"Cold hit DNA is integral to bringing criminals to justice," said San Francisco District Attorney George Gascon, whose office is prosecuting William Payne for the 1983 strangulation murder of Nikolaus Crumbley. Crumbley's body was found in the city's McLaren Park along with DNA that was finally matched to Payne earlier this year. Payne denies killing Crumbley, saying his DNA was found at the scene because the two had had consensual sex. The match was made after Payne submitted a DNA sample after an unrelated assault conviction.
"Almost three decades later, we have charged the person responsible for this horrific murder," Gascon said.
The 9th Circuit itself has previously upheld the California law, which went into full effect in 2009. But underscoring the importance of the debate, a majority of the court's 24 judges voted to reconsider that divided ruling of three-judge panel. The matter now goes before a special "en banc" court of 11 judges.
Judge Milan Smith Jr., in writing the majority opinion of the three-judge panel, likened the expanded DNA collection efforts to nothing more than the 21st Century's answer to fingerprints.

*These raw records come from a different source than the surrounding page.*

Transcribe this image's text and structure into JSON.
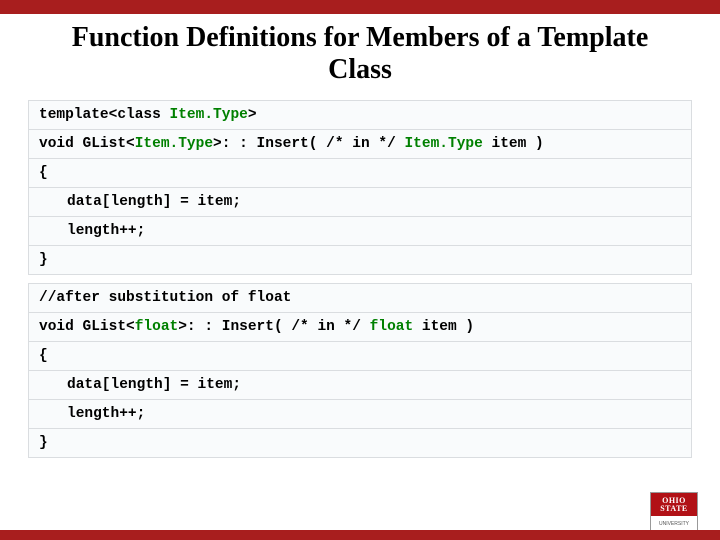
{
  "title": "Function Definitions for Members of a Template Class",
  "block1": {
    "line1_pre": "template<class ",
    "line1_type": "Item.Type",
    "line1_post": ">",
    "line2_pre": "void GList<",
    "line2_type": "Item.Type",
    "line2_mid": ">: : Insert( /* in */ ",
    "line2_type2": "Item.Type",
    "line2_post": " item )",
    "line3": "{",
    "line4": "data[length] = item;",
    "line5": "length++;",
    "line6": "}"
  },
  "block2": {
    "comment": "//after substitution of float",
    "line2_pre": "void GList<",
    "line2_type": "float",
    "line2_mid": ">: : Insert( /* in */ ",
    "line2_type2": "float",
    "line2_post": " item )",
    "line3": "{",
    "line4": "data[length] = item;",
    "line5": "length++;",
    "line6": "}"
  },
  "logo": {
    "top": "OHIO\nSTATE",
    "bottom": "UNIVERSITY"
  }
}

Since 1998, California has collected DNA from convicted felons to help solve crimes. In addition to solving cold cases, the technology has also led to the exoneration of at least 200 wrongly convicted nationwide.
But California's proposition expanded DNA collection to those arrested for felonies _ an important distinction to the ACLU and privacy advocates. They argue the cheek swab of the arrestee comes too early in the criminal justice process, because not every felony arrest leads to a felony conviction, and every American is innocent until proven guilty. The critics aren't challenging the state's right to collect samples from those convicted of felonies.
"Testing those who are actually convicted serves the state's legitimate interests in obtaining samples from proven criminals while avoiding the threats to privacy created by testing everyone arrested, including those who are innocent," the ACLU's Michael Risher argued to the court.
The ACLU is representing three Californians who say they are among the 50,000 people arrested for felonies every year in California but never convicted of a felony. They say their privacy was invaded by the cheek swabbing during their arrest and incarceration, usually during booking.
Lily Haskell, one of the plaintiffs, gave a cheek swab after she was arrested at an anti-war rally in San Francisco three years ago and charged with a felony. The felony charges related to the protest were quickly dropped.
"Now my genetic information is stored indefinitely in a government database, simply because I was exercising my right to speak out," Haskell said.